Britain cites grave risks in leaked data it seized
LONDON — A standoff between the British government and The Guardian over national security and press freedom entered its latest round Friday when the high court extended police powers to analyze encrypted material seized from the partner of one of the newspaper’s journalists this month.
The decision, which slightly expanded the authority of the police to investigate the digital files, came after a senior national security adviser to Prime Minister David Cameron told the court that a computer hard drive and memory sticks confiscated from David Miranda, the partner of Glenn Greenwald, a columnist for The Guardian, may contain the identities of intelligence officers.
The adviser, Oliver Robbins, said in a written statement that the information could put the officers and their families at risk, or even make them vulnerable to recruitment by foreign intelligence services.
The 13-page statement was the first detailed explanation the government had provided for its detention of Miranda at Heathrow Airport on Aug. 18. He was questioned for nearly nine hours under terrorism legislation, and encrypted digital files he was carrying were seized.
Greenwald has led the reporting on national security material leaked by Edward J. Snowden, the former contractor for the U.S. National Security Agency. Miranda, 28, was detained as he was bound for Brazil, where he and Greenwald live. He had met in Berlin with a U.S. filmmaker who has been working with Greenwald on the NSA coverage.
Robbins, the deputy national security adviser on intelligence, security and resilience, said in the statement provided to the court that the government had so far viewed only a portion of the encrypted files seized from Miranda. In all, he said, the files contained about 58,000 highly classified documents, which were “highly likely to describe techniques which have been crucial in life-saving counterterrorist operations, and other intelligence activities vital to U.K. national security.” Allowing the material to become public, he said, “would do serious damage to U.K. national security and ultimately risk lives.”
In a telephone interview, Miranda’s lawyer, Gwendolen Morgan, said, “The defendant presented a smorgasbord of doomsday allegations without providing any specifics.”

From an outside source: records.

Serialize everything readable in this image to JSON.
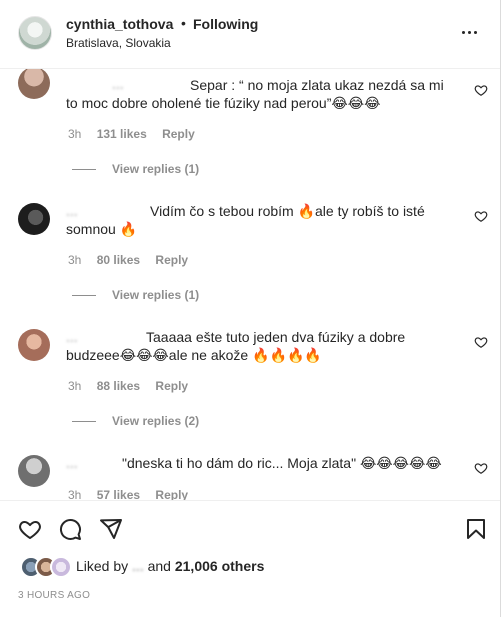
{
  "header": {
    "username": "cynthia_tothova",
    "separator": "•",
    "follow_status": "Following",
    "location": "Bratislava, Slovakia"
  },
  "comments": [
    {
      "author": "...",
      "text": "Separ : “ no moja zlata ukaz nezdá sa mi to moc dobre oholené tie fúziky nad perou”😂😂😂",
      "time": "3h",
      "likes": "131 likes",
      "reply": "Reply",
      "replies": "View replies (1)"
    },
    {
      "author": "...",
      "text": "Vidím čo s tebou robím 🔥ale ty robíš to isté somnou 🔥",
      "time": "3h",
      "likes": "80 likes",
      "reply": "Reply",
      "replies": "View replies (1)"
    },
    {
      "author": "...",
      "text": "Taaaaa ešte tuto jeden dva fúziky a dobre budzeee😂😂😂ale ne akože 🔥🔥🔥🔥",
      "time": "3h",
      "likes": "88 likes",
      "reply": "Reply",
      "replies": "View replies (2)"
    },
    {
      "author": "...",
      "text": "\"dneska ti ho dám do ric... Moja zlata\" 😂😂😂😂😂",
      "time": "3h",
      "likes": "57 likes",
      "reply": "Reply"
    }
  ],
  "footer": {
    "liked_prefix": "Liked by",
    "liked_user": "...",
    "liked_middle": "and",
    "liked_others": "21,006 others",
    "time_ago": "3 HOURS AGO"
  },
  "icons": {
    "more": "more-icon",
    "heart": "heart-icon",
    "comment": "comment-icon",
    "share": "share-icon",
    "save": "bookmark-icon"
  },
  "colors": {
    "text": "#262626",
    "secondary": "#8e8e8e",
    "border": "#efefef"
  }
}
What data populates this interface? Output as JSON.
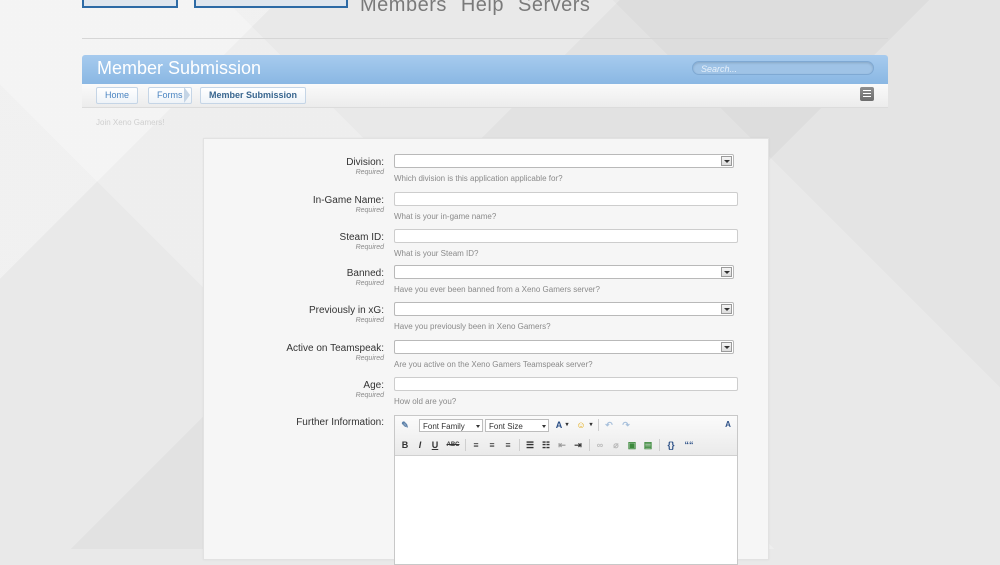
{
  "nav": {
    "items": [
      "Members",
      "Help",
      "Servers"
    ]
  },
  "header": {
    "title": "Member Submission",
    "search_placeholder": "Search..."
  },
  "breadcrumb": [
    "Home",
    "Forms",
    "Member Submission"
  ],
  "subtext": "Join Xeno Gamers!",
  "form": {
    "required_text": "Required",
    "fields": [
      {
        "label": "Division:",
        "type": "select",
        "hint": "Which division is this application applicable for?"
      },
      {
        "label": "In-Game Name:",
        "type": "text",
        "hint": "What is your in-game name?"
      },
      {
        "label": "Steam ID:",
        "type": "text",
        "hint": "What is your Steam ID?"
      },
      {
        "label": "Banned:",
        "type": "select",
        "hint": "Have you ever been banned from a Xeno Gamers server?"
      },
      {
        "label": "Previously in xG:",
        "type": "select",
        "hint": "Have you previously been in Xeno Gamers?"
      },
      {
        "label": "Active on Teamspeak:",
        "type": "select",
        "hint": "Are you active on the Xeno Gamers Teamspeak server?"
      },
      {
        "label": "Age:",
        "type": "text",
        "hint": "How old are you?"
      }
    ],
    "further_label": "Further Information:"
  },
  "editor": {
    "font_family": "Font Family",
    "font_size": "Font Size",
    "bold": "B",
    "italic": "I",
    "underline": "U",
    "strike": "ABC",
    "color_letter": "A",
    "quote": "““",
    "code": "{}",
    "sizer": "A"
  }
}
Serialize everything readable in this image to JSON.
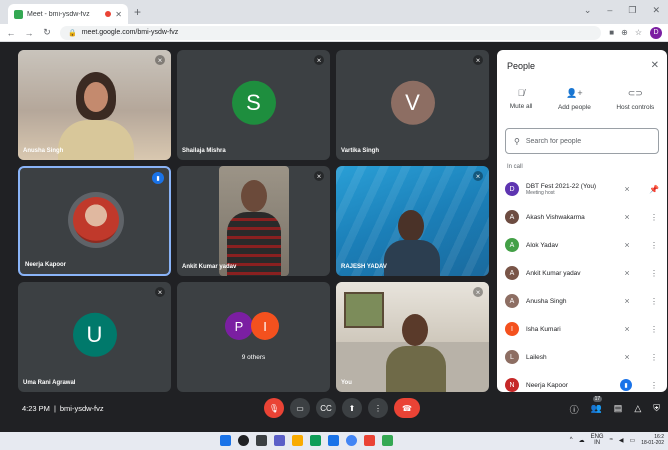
{
  "browser": {
    "tab_title": "Meet - bmi-ysdw-fvz",
    "tab_close": "✕",
    "new_tab": "+",
    "url": "meet.google.com/bmi-ysdw-fvz",
    "profile_initial": "D"
  },
  "tiles": [
    {
      "name": "Anusha Singh",
      "type": "photo"
    },
    {
      "name": "Shailaja Mishra",
      "initial": "S",
      "color": "#1e8e3e"
    },
    {
      "name": "Vartika Singh",
      "initial": "V",
      "color": "#8d6e63"
    },
    {
      "name": "Neerja Kapoor",
      "type": "photo"
    },
    {
      "name": "Ankit Kumar yadav",
      "type": "photo"
    },
    {
      "name": "RAJESH YADAV",
      "type": "photo"
    },
    {
      "name": "Uma Rani Agrawal",
      "initial": "U",
      "color": "#00796b"
    },
    {
      "name": "9 others",
      "initials": [
        "P",
        "I"
      ]
    },
    {
      "name": "You",
      "type": "photo"
    }
  ],
  "bottom_bar": {
    "time": "4:23 PM",
    "separator": "|",
    "meeting_code": "bmi-ysdw-fvz",
    "participant_count": "17"
  },
  "people_panel": {
    "title": "People",
    "actions": {
      "mute_all": "Mute all",
      "add_people": "Add people",
      "host_controls": "Host controls"
    },
    "search_placeholder": "Search for people",
    "section": "In call",
    "participants": [
      {
        "initial": "D",
        "color": "#5e35b1",
        "name": "DBT Fest 2021-22 (You)",
        "sub": "Meeting host"
      },
      {
        "initial": "A",
        "color": "#6d4c41",
        "name": "Akash Vishwakarma"
      },
      {
        "initial": "A",
        "color": "#43a047",
        "name": "Alok Yadav"
      },
      {
        "initial": "A",
        "color": "#795548",
        "name": "Ankit Kumar yadav"
      },
      {
        "initial": "A",
        "color": "#8d6e63",
        "name": "Anusha Singh"
      },
      {
        "initial": "I",
        "color": "#f4511e",
        "name": "Isha Kumari"
      },
      {
        "initial": "L",
        "color": "#8d6e63",
        "name": "Lailesh"
      },
      {
        "initial": "N",
        "color": "#c62828",
        "name": "Neerja Kapoor"
      }
    ]
  },
  "taskbar": {
    "lang": "ENG",
    "lang_sub": "IN",
    "time": "16:2",
    "date": "18-01-202"
  }
}
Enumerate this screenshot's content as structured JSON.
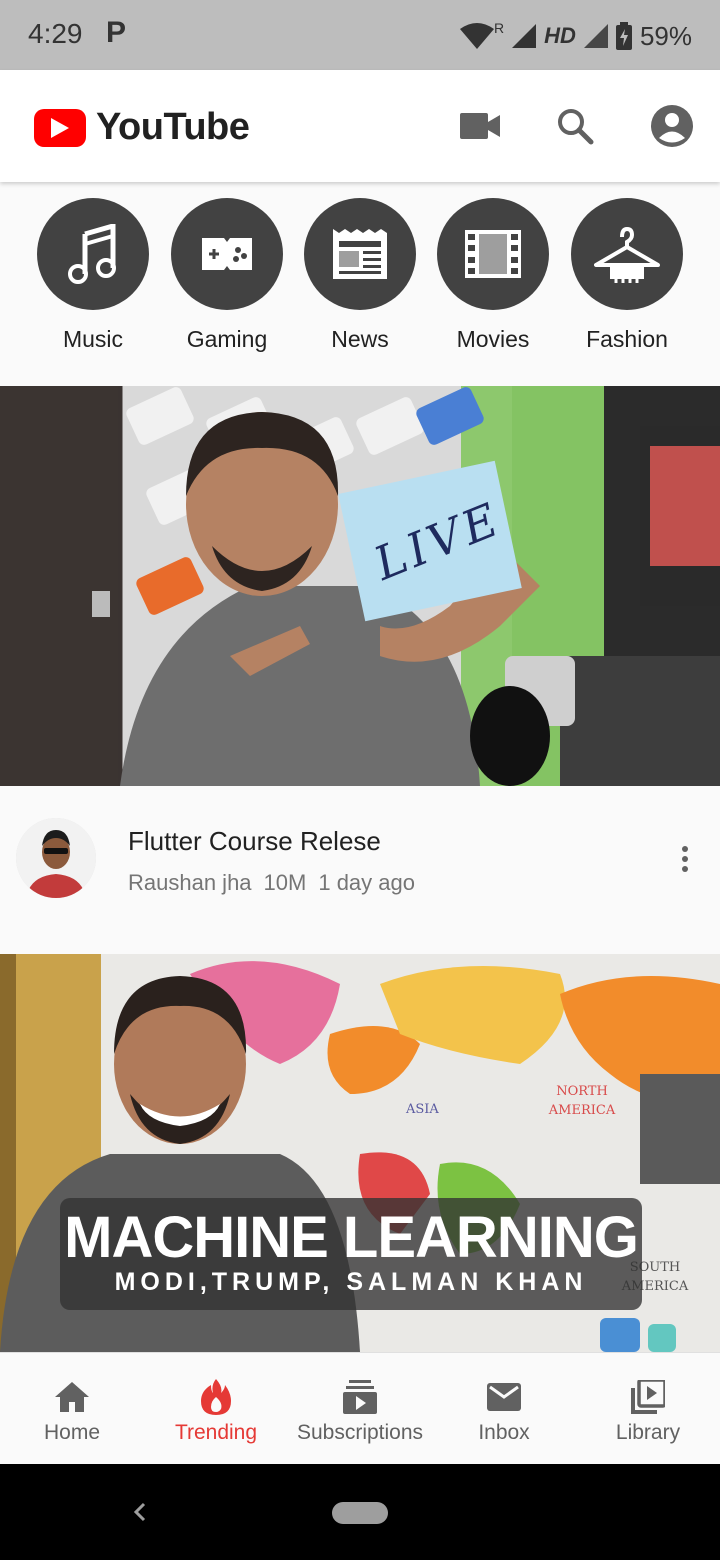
{
  "status_bar": {
    "time": "4:29",
    "notification_app": "P",
    "network": "HD",
    "roaming": "R",
    "battery": "59%"
  },
  "header": {
    "app_name": "YouTube",
    "icons": [
      "video-camera-icon",
      "search-icon",
      "account-icon"
    ]
  },
  "categories": [
    {
      "label": "Music",
      "icon": "music-note-icon"
    },
    {
      "label": "Gaming",
      "icon": "gamepad-icon"
    },
    {
      "label": "News",
      "icon": "newspaper-icon"
    },
    {
      "label": "Movies",
      "icon": "film-icon"
    },
    {
      "label": "Fashion",
      "icon": "hanger-icon"
    }
  ],
  "videos": [
    {
      "thumbnail_text": "LIVE",
      "title": "Flutter Course Relese",
      "channel": "Raushan jha",
      "views": "10M",
      "age": "1 day ago"
    },
    {
      "thumbnail_title": "MACHINE LEARNING",
      "thumbnail_subtitle": "MODI,TRUMP, SALMAN KHAN",
      "map_labels": [
        "ASIA",
        "NORTH AMERICA",
        "SOUTH AMERICA"
      ]
    }
  ],
  "bottom_nav": [
    {
      "label": "Home",
      "icon": "home-icon"
    },
    {
      "label": "Trending",
      "icon": "flame-icon",
      "active": true
    },
    {
      "label": "Subscriptions",
      "icon": "subscriptions-icon"
    },
    {
      "label": "Inbox",
      "icon": "mail-icon"
    },
    {
      "label": "Library",
      "icon": "library-icon"
    }
  ],
  "colors": {
    "brand_red": "#ff0000",
    "active_tab": "#e53935",
    "category_circle": "#424242",
    "status_bar": "#bdbdbd"
  }
}
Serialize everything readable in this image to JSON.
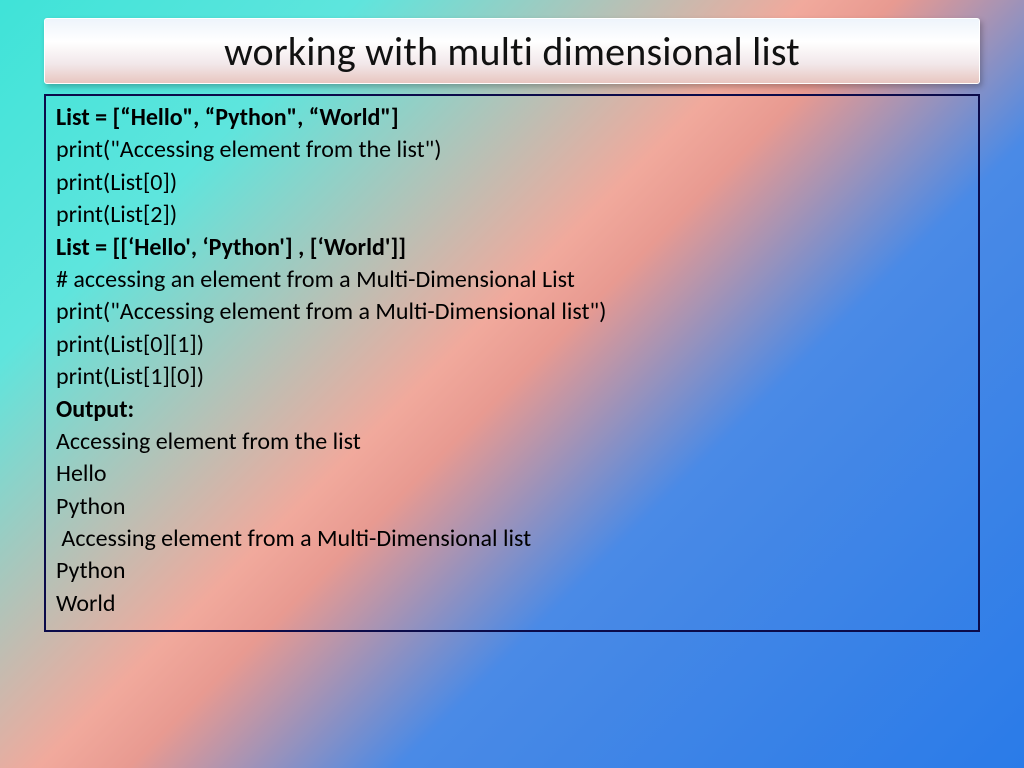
{
  "title": "working with multi dimensional list",
  "lines": {
    "l0": "List = [“Hello\", “Python\", “World\"]",
    "l1": "print(\"Accessing element from the list\")",
    "l2": "print(List[0])",
    "l3": "print(List[2])",
    "l4": "List = [[‘Hello', ‘Python'] , [‘World']]",
    "l5": "# accessing an element from a Multi-Dimensional List",
    "l6": "print(\"Accessing element from a Multi-Dimensional list\")",
    "l7": "print(List[0][1])",
    "l8": "print(List[1][0])",
    "l9": "Output:",
    "l10": "Accessing element from the list",
    "l11": "Hello",
    "l12": "Python",
    "l13": " Accessing element from a Multi-Dimensional list",
    "l14": "Python",
    "l15": "World"
  }
}
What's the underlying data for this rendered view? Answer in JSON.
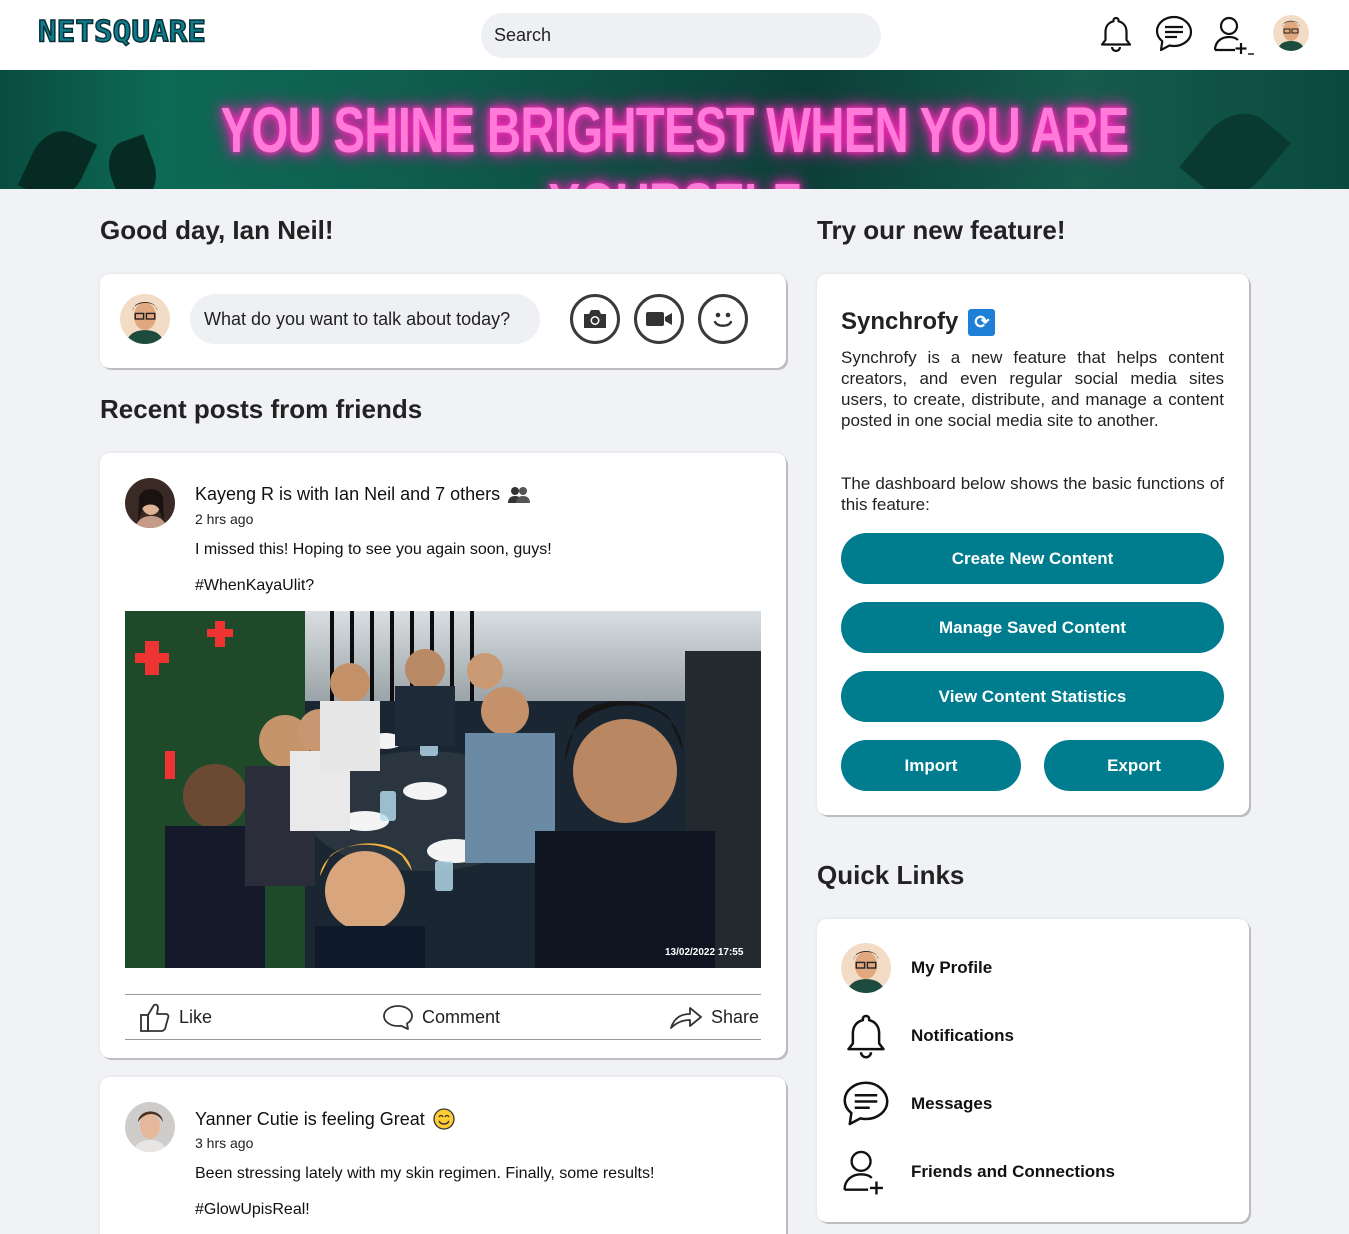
{
  "header": {
    "logo": "NETSQUARE",
    "search_placeholder": "Search"
  },
  "banner": {
    "text": "YOU SHINE BRIGHTEST WHEN YOU ARE YOURSELF"
  },
  "greeting": "Good day, Ian Neil!",
  "composer": {
    "placeholder": "What do you want to talk about today?"
  },
  "recent_heading": "Recent posts from friends",
  "posts": [
    {
      "author_line": "Kayeng R is with Ian Neil and 7 others",
      "time": "2 hrs ago",
      "text": "I missed this! Hoping to see you again soon, guys!",
      "hashtag": "#WhenKayaUlit?",
      "photo_timestamp": "13/02/2022 17:55",
      "actions": {
        "like": "Like",
        "comment": "Comment",
        "share": "Share"
      }
    },
    {
      "author_line": "Yanner Cutie is feeling Great",
      "time": "3 hrs ago",
      "text": "Been stressing lately with my skin regimen. Finally, some results!",
      "hashtag": "#GlowUpisReal!"
    }
  ],
  "feature_heading": "Try our new feature!",
  "synchrofy": {
    "title": "Synchrofy",
    "description": "Synchrofy is a new feature that helps content creators, and even regular social media sites users, to create, distribute, and manage a content posted in one social media site to another.",
    "dashboard_note": "The dashboard below shows the basic functions of this feature:",
    "buttons": {
      "create": "Create New Content",
      "manage": "Manage Saved Content",
      "stats": "View Content Statistics",
      "import": "Import",
      "export": "Export"
    }
  },
  "quick_links_heading": "Quick Links",
  "quick_links": [
    {
      "label": "My Profile",
      "icon": "avatar"
    },
    {
      "label": "Notifications",
      "icon": "bell-icon"
    },
    {
      "label": "Messages",
      "icon": "chat-icon"
    },
    {
      "label": "Friends and Connections",
      "icon": "add-friend-icon"
    }
  ],
  "colors": {
    "accent": "#007c8f",
    "page_bg": "#f0f2f5",
    "banner_text": "#ff7ad9"
  }
}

In a statement, Morgan accused the government and the police of making “sweeping assertions about national security threats which they said entitled them to look at the materials seized, but they have said that they cannot provide further details in open court.”